───── Provided data
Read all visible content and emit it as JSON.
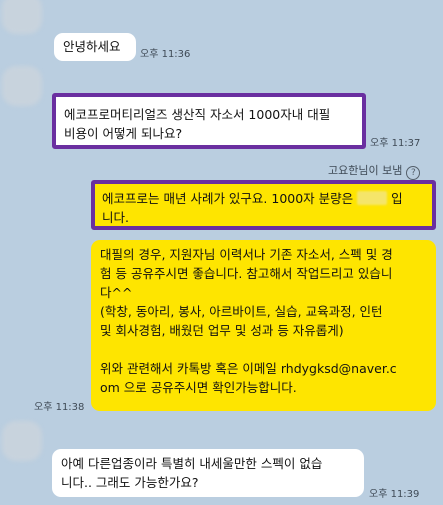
{
  "messages": [
    {
      "id": "m1",
      "side": "left",
      "text": "안녕하세요",
      "time": "오후 11:36"
    },
    {
      "id": "m2",
      "side": "left",
      "lines": [
        "에코프로머티리얼즈 생산직 자소서 1000자내 대필",
        "비용이 어떻게 되나요?"
      ],
      "time": "오후 11:37"
    },
    {
      "id": "m3",
      "side": "right",
      "sender_note": "고요한님이 보냄",
      "lines_pre": "에코프로는 매년 사례가 있구요. 1000자 분량은 ",
      "line_post": " 입",
      "line2": "니다."
    },
    {
      "id": "m4",
      "side": "right",
      "lines": [
        "대필의 경우, 지원자님 이력서나 기존 자소서, 스펙 및 경",
        "험 등 공유주시면 좋습니다. 참고해서 작업드리고 있습니",
        "다^^",
        "(학창, 동아리, 봉사, 아르바이트, 실습, 교육과정, 인턴",
        "및 회사경험, 배웠던 업무 및 성과 등 자유롭게)",
        "",
        "위와 관련해서 카톡방 혹은 이메일 rhdygksd@naver.c",
        "om 으로 공유주시면 확인가능합니다."
      ],
      "time": "오후 11:38"
    },
    {
      "id": "m5",
      "side": "left",
      "lines": [
        "아예 다른업종이라 특별히 내세울만한 스펙이 없습",
        "니다.. 그래도 가능한가요?"
      ],
      "time": "오후 11:39"
    }
  ],
  "colors": {
    "background": "#bacee0",
    "bubble_yellow": "#fee500",
    "bubble_white": "#ffffff",
    "highlight_border": "#6a2fa0"
  },
  "icons": {
    "info": "info-icon",
    "help_glyph": "?"
  }
}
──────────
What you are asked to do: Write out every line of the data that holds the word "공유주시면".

Written response:
        "험 등 공유주시면 좋습니다. 참고해서 작업드리고 있습니",
        "om 으로 공유주시면 확인가능합니다."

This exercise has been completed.